* _Task directions_: Starting with the first line, output the data exactly through to the end.
--- Records to use ---
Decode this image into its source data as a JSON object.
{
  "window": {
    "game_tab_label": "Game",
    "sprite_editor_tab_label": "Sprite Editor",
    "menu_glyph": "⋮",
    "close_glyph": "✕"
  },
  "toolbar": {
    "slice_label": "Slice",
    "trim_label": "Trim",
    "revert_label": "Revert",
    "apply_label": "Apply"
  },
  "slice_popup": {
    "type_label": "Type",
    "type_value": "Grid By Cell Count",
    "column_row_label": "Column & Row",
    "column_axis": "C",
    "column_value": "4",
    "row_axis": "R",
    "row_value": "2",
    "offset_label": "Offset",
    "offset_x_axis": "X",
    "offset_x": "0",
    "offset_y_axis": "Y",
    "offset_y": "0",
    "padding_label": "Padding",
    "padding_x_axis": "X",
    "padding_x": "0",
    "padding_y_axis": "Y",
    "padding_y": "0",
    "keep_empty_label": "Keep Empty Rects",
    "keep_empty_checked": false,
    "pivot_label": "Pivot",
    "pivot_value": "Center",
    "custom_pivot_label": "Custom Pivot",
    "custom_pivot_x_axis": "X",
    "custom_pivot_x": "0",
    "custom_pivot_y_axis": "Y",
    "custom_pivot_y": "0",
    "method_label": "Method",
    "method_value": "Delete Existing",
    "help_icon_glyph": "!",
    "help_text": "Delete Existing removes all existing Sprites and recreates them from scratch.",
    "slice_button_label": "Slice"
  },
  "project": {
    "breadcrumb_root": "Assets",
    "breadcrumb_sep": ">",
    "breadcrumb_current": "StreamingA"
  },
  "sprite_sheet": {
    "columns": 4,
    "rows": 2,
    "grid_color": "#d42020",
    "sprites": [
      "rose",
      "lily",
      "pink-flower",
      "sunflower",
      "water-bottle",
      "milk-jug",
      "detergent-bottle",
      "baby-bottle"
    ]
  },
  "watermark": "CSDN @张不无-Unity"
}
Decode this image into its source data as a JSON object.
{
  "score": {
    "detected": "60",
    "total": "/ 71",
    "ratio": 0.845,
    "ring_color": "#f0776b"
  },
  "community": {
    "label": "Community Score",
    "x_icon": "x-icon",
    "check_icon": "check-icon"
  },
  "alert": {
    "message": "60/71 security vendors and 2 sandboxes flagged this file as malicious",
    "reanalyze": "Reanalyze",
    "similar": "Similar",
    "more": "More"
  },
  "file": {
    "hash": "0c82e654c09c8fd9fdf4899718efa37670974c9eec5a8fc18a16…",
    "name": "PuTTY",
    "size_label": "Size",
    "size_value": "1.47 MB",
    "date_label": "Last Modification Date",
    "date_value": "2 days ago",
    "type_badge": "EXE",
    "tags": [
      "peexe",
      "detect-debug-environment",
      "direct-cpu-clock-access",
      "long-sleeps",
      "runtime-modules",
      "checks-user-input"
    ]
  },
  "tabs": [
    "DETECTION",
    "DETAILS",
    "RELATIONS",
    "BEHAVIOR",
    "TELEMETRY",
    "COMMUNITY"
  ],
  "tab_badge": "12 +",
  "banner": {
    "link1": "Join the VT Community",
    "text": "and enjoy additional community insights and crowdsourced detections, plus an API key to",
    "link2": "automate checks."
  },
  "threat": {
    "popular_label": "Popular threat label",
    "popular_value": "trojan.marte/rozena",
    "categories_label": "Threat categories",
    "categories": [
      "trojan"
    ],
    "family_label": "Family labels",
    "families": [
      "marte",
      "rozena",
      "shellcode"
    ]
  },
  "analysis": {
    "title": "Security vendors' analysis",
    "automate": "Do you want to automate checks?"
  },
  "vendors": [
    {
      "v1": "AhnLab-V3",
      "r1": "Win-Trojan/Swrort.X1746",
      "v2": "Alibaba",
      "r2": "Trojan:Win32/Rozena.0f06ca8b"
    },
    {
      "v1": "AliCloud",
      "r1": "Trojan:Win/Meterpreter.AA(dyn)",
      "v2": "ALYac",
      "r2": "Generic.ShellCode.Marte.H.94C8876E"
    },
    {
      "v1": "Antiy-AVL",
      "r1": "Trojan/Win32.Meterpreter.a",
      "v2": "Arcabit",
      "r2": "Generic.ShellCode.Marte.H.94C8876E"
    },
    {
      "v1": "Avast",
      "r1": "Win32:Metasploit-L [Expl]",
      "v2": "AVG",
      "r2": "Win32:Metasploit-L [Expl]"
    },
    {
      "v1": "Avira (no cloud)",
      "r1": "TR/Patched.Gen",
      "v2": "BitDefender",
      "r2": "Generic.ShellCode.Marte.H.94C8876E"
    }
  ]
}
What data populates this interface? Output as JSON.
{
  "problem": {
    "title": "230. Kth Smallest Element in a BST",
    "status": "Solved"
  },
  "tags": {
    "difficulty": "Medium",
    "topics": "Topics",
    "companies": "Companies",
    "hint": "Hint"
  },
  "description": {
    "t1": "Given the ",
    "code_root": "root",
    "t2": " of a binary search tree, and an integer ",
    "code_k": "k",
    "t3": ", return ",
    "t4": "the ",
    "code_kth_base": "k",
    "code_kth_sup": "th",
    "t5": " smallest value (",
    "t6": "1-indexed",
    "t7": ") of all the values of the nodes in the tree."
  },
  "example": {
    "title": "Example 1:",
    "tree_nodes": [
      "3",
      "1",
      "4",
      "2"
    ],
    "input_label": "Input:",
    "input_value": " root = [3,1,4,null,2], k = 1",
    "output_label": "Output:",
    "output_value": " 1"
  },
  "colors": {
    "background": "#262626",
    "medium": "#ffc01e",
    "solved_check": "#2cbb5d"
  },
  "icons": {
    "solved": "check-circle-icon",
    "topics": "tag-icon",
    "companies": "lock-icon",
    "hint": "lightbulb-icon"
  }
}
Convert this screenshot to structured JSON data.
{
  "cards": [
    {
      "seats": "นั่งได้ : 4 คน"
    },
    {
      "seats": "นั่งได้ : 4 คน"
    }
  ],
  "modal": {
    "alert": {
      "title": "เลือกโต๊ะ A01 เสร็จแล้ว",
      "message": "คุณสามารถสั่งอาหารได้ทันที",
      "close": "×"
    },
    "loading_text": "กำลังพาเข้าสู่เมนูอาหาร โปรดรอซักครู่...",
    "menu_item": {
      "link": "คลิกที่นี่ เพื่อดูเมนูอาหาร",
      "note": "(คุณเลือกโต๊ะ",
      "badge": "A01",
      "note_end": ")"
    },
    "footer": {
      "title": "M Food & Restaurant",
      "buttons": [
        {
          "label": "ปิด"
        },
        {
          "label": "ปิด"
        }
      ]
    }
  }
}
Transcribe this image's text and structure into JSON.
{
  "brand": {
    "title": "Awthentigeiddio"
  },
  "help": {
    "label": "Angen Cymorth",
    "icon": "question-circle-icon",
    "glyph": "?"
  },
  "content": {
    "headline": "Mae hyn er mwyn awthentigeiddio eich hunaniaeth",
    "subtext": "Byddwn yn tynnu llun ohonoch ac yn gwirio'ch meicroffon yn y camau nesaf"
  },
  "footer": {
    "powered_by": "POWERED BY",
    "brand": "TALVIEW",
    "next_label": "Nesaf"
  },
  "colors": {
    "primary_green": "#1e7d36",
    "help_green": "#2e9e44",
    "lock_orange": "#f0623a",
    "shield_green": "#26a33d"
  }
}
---
* _Completed task_:
Decode this image into its source data as a JSON object.
{
  "window": {
    "game_tab_label": "Game",
    "sprite_editor_tab_label": "Sprite Editor",
    "menu_glyph": "⋮",
    "close_glyph": "✕"
  },
  "toolbar": {
    "slice_label": "Slice",
    "trim_label": "Trim",
    "revert_label": "Revert",
    "apply_label": "Apply"
  },
  "slice_popup": {
    "type_label": "Type",
    "type_value": "Grid By Cell Count",
    "column_row_label": "Column & Row",
    "column_axis": "C",
    "column_value": "4",
    "row_axis": "R",
    "row_value": "2",
    "offset_label": "Offset",
    "offset_x_axis": "X",
    "offset_x": "0",
    "offset_y_axis": "Y",
    "offset_y": "0",
    "padding_label": "Padding",
    "padding_x_axis": "X",
    "padding_x": "0",
    "padding_y_axis": "Y",
    "padding_y": "0",
    "keep_empty_label": "Keep Empty Rects",
    "keep_empty_checked": false,
    "pivot_label": "Pivot",
    "pivot_value": "Center",
    "custom_pivot_label": "Custom Pivot",
    "custom_pivot_x_axis": "X",
    "custom_pivot_x": "0",
    "custom_pivot_y_axis": "Y",
    "custom_pivot_y": "0",
    "method_label": "Method",
    "method_value": "Delete Existing",
    "help_icon_glyph": "!",
    "help_text": "Delete Existing removes all existing Sprites and recreates them from scratch.",
    "slice_button_label": "Slice"
  },
  "project": {
    "breadcrumb_root": "Assets",
    "breadcrumb_sep": ">",
    "breadcrumb_current": "StreamingA"
  },
  "sprite_sheet": {
    "columns": 4,
    "rows": 2,
    "grid_color": "#d42020",
    "sprites": [
      "rose",
      "lily",
      "pink-flower",
      "sunflower",
      "water-bottle",
      "milk-jug",
      "detergent-bottle",
      "baby-bottle"
    ]
  },
  "watermark": "CSDN @张不无-Unity"
}
Decode this image into its source data as a JSON object.
{
  "score": {
    "detected": "60",
    "total": "/ 71",
    "ratio": 0.845,
    "ring_color": "#f0776b"
  },
  "community": {
    "label": "Community Score",
    "x_icon": "x-icon",
    "check_icon": "check-icon"
  },
  "alert": {
    "message": "60/71 security vendors and 2 sandboxes flagged this file as malicious",
    "reanalyze": "Reanalyze",
    "similar": "Similar",
    "more": "More"
  },
  "file": {
    "hash": "0c82e654c09c8fd9fdf4899718efa37670974c9eec5a8fc18a16…",
    "name": "PuTTY",
    "size_label": "Size",
    "size_value": "1.47 MB",
    "date_label": "Last Modification Date",
    "date_value": "2 days ago",
    "type_badge": "EXE",
    "tags": [
      "peexe",
      "detect-debug-environment",
      "direct-cpu-clock-access",
      "long-sleeps",
      "runtime-modules",
      "checks-user-input"
    ]
  },
  "tabs": [
    "DETECTION",
    "DETAILS",
    "RELATIONS",
    "BEHAVIOR",
    "TELEMETRY",
    "COMMUNITY"
  ],
  "tab_badge": "12 +",
  "banner": {
    "link1": "Join the VT Community",
    "text": "and enjoy additional community insights and crowdsourced detections, plus an API key to",
    "link2": "automate checks."
  },
  "threat": {
    "popular_label": "Popular threat label",
    "popular_value": "trojan.marte/rozena",
    "categories_label": "Threat categories",
    "categories": [
      "trojan"
    ],
    "family_label": "Family labels",
    "families": [
      "marte",
      "rozena",
      "shellcode"
    ]
  },
  "analysis": {
    "title": "Security vendors' analysis",
    "automate": "Do you want to automate checks?"
  },
  "vendors": [
    {
      "v1": "AhnLab-V3",
      "r1": "Win-Trojan/Swrort.X1746",
      "v2": "Alibaba",
      "r2": "Trojan:Win32/Rozena.0f06ca8b"
    },
    {
      "v1": "AliCloud",
      "r1": "Trojan:Win/Meterpreter.AA(dyn)",
      "v2": "ALYac",
      "r2": "Generic.ShellCode.Marte.H.94C8876E"
    },
    {
      "v1": "Antiy-AVL",
      "r1": "Trojan/Win32.Meterpreter.a",
      "v2": "Arcabit",
      "r2": "Generic.ShellCode.Marte.H.94C8876E"
    },
    {
      "v1": "Avast",
      "r1": "Win32:Metasploit-L [Expl]",
      "v2": "AVG",
      "r2": "Win32:Metasploit-L [Expl]"
    },
    {
      "v1": "Avira (no cloud)",
      "r1": "TR/Patched.Gen",
      "v2": "BitDefender",
      "r2": "Generic.ShellCode.Marte.H.94C8876E"
    }
  ]
}
What data populates this interface? Output as JSON.
{
  "problem": {
    "title": "230. Kth Smallest Element in a BST",
    "status": "Solved"
  },
  "tags": {
    "difficulty": "Medium",
    "topics": "Topics",
    "companies": "Companies",
    "hint": "Hint"
  },
  "description": {
    "t1": "Given the ",
    "code_root": "root",
    "t2": " of a binary search tree, and an integer ",
    "code_k": "k",
    "t3": ", return ",
    "t4": "the ",
    "code_kth_base": "k",
    "code_kth_sup": "th",
    "t5": " smallest value (",
    "t6": "1-indexed",
    "t7": ") of all the values of the nodes in the tree."
  },
  "example": {
    "title": "Example 1:",
    "tree_nodes": [
      "3",
      "1",
      "4",
      "2"
    ],
    "input_label": "Input:",
    "input_value": " root = [3,1,4,null,2], k = 1",
    "output_label": "Output:",
    "output_value": " 1"
  },
  "colors": {
    "background": "#262626",
    "medium": "#ffc01e",
    "solved_check": "#2cbb5d"
  },
  "icons": {
    "solved": "check-circle-icon",
    "topics": "tag-icon",
    "companies": "lock-icon",
    "hint": "lightbulb-icon"
  }
}
Convert this screenshot to structured JSON data.
{
  "cards": [
    {
      "seats": "นั่งได้ : 4 คน"
    },
    {
      "seats": "นั่งได้ : 4 คน"
    }
  ],
  "modal": {
    "alert": {
      "title": "เลือกโต๊ะ A01 เสร็จแล้ว",
      "message": "คุณสามารถสั่งอาหารได้ทันที",
      "close": "×"
    },
    "loading_text": "กำลังพาเข้าสู่เมนูอาหาร โปรดรอซักครู่...",
    "menu_item": {
      "link": "คลิกที่นี่ เพื่อดูเมนูอาหาร",
      "note": "(คุณเลือกโต๊ะ",
      "badge": "A01",
      "note_end": ")"
    },
    "footer": {
      "title": "M Food & Restaurant",
      "buttons": [
        {
          "label": "ปิด"
        },
        {
          "label": "ปิด"
        }
      ]
    }
  }
}
Transcribe this image's text and structure into JSON.
{
  "brand": {
    "title": "Awthentigeiddio"
  },
  "help": {
    "label": "Angen Cymorth",
    "icon": "question-circle-icon",
    "glyph": "?"
  },
  "content": {
    "headline": "Mae hyn er mwyn awthentigeiddio eich hunaniaeth",
    "subtext": "Byddwn yn tynnu llun ohonoch ac yn gwirio'ch meicroffon yn y camau nesaf"
  },
  "footer": {
    "powered_by": "POWERED BY",
    "brand": "TALVIEW",
    "next_label": "Nesaf"
  },
  "colors": {
    "primary_green": "#1e7d36",
    "help_green": "#2e9e44",
    "lock_orange": "#f0623a",
    "shield_green": "#26a33d"
  }
}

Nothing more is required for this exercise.